Three years after Boston upended Vancouver to seize the Stanley Cup, the Canucks have signed on one of the architects of the Bruins to revive their own flailing fortunes.
Jim Benning, assistant general manager of the Bruins, was officially announced as the new general manager of the Canucks on Wednesday night, a decision widely expected for weeks and unveiled by team president Trevor Linden at an event for season ticket holders.
The work ahead for Benning is significant, as Linden once again declared that the Canucks aim to fight their way into the playoffs next year. This would be a considerable revival after their worst season in 14 years, during which they scored the fewest goals for a full season in the four-decade-plus history of the franchise.
Benning has significant decisions to make about the roster, one that fired coach John Tortorella called "stale" when the season ended. Most important players are at least 28 and many are in their 30s. The Sedins turn 34 in September and Ryan Kesler will be 30 in August. The fate of Kesler is a key, keeping him or trading him. The Canucks will also be active in free agency, though the options are slim.
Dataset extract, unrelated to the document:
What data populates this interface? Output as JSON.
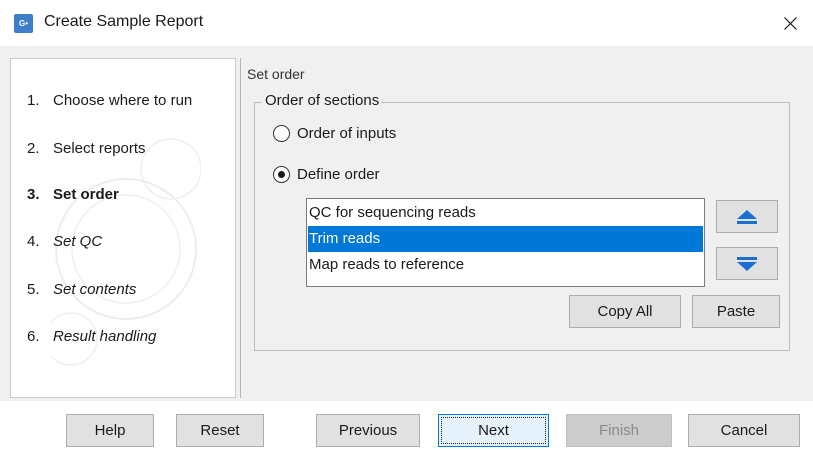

"We've got some work to get done this summer and I do believe that we will be a playoff team next year," said Linden in an interview about the hiring posted on canucks.com.
Benning, 51, will get to work immediately, released from his tenure in Boston to join Vancouver as teams next week assess draft prospects at the NHL combine. A search for a new coach to replace Tortorella also gets fully going, with a new man in place in a month or two, according to Linden.
Benning brings Vancouver the success of having "built teams," said Linden – with experience as a scout and head of amateur scouting in Buffalo, where he helped put together a team that reached the Cup final in 1999, and eight years in Boston, the past seven as assistant GM, on a team that reached the Cup twice in three years, won once, and is a primary contender again next year.
Reworking the Canucks will be tricky. The team is loaded with no-trade clauses. Linden said Benning did find last year's draft picks to be a promising group.
In the push for the playoffs, rather than a more significant overhaul of the team, a rebuild of several years, the risk is becoming the Calgary Flames. The team spent the latter half of the last decade as a mid-ranked squad while believing they were a true contender, bumped out of the first round four consecutive years as their best players aged before missing the playoffs the past five seasons.
The Canucks plan to introduce Benning on Friday, first in a webcast on canucks.com at 11:15 a.m. PT and then a press conference at noon. Linden, who was hired in early April after team president/GM Mike Gillis was fired, had Benning as his top candidate and the news leaked on Monday when TSN reported it was a done deal.
Benning's NHL life began in 1981 when the Edmonton-raised defenceman was the No. 6 overall pick in 1981 by the Toronto Maple Leafs. He played his final four NHL seasons in Vancouver, finishing in 1990, spending the last two as teammates with a teenage Linden.
While personnel moves on the roster are certain, the future of the front office could be in flux. Linden on Wednesday expressed confidence in long-time chief amateur scout Ron Delorme, whose draft record has been criticized. Assistant GMs Laurence Gilman and Lorne Henning are Gillis's guys. Gilman also had been a candidate for the GM job..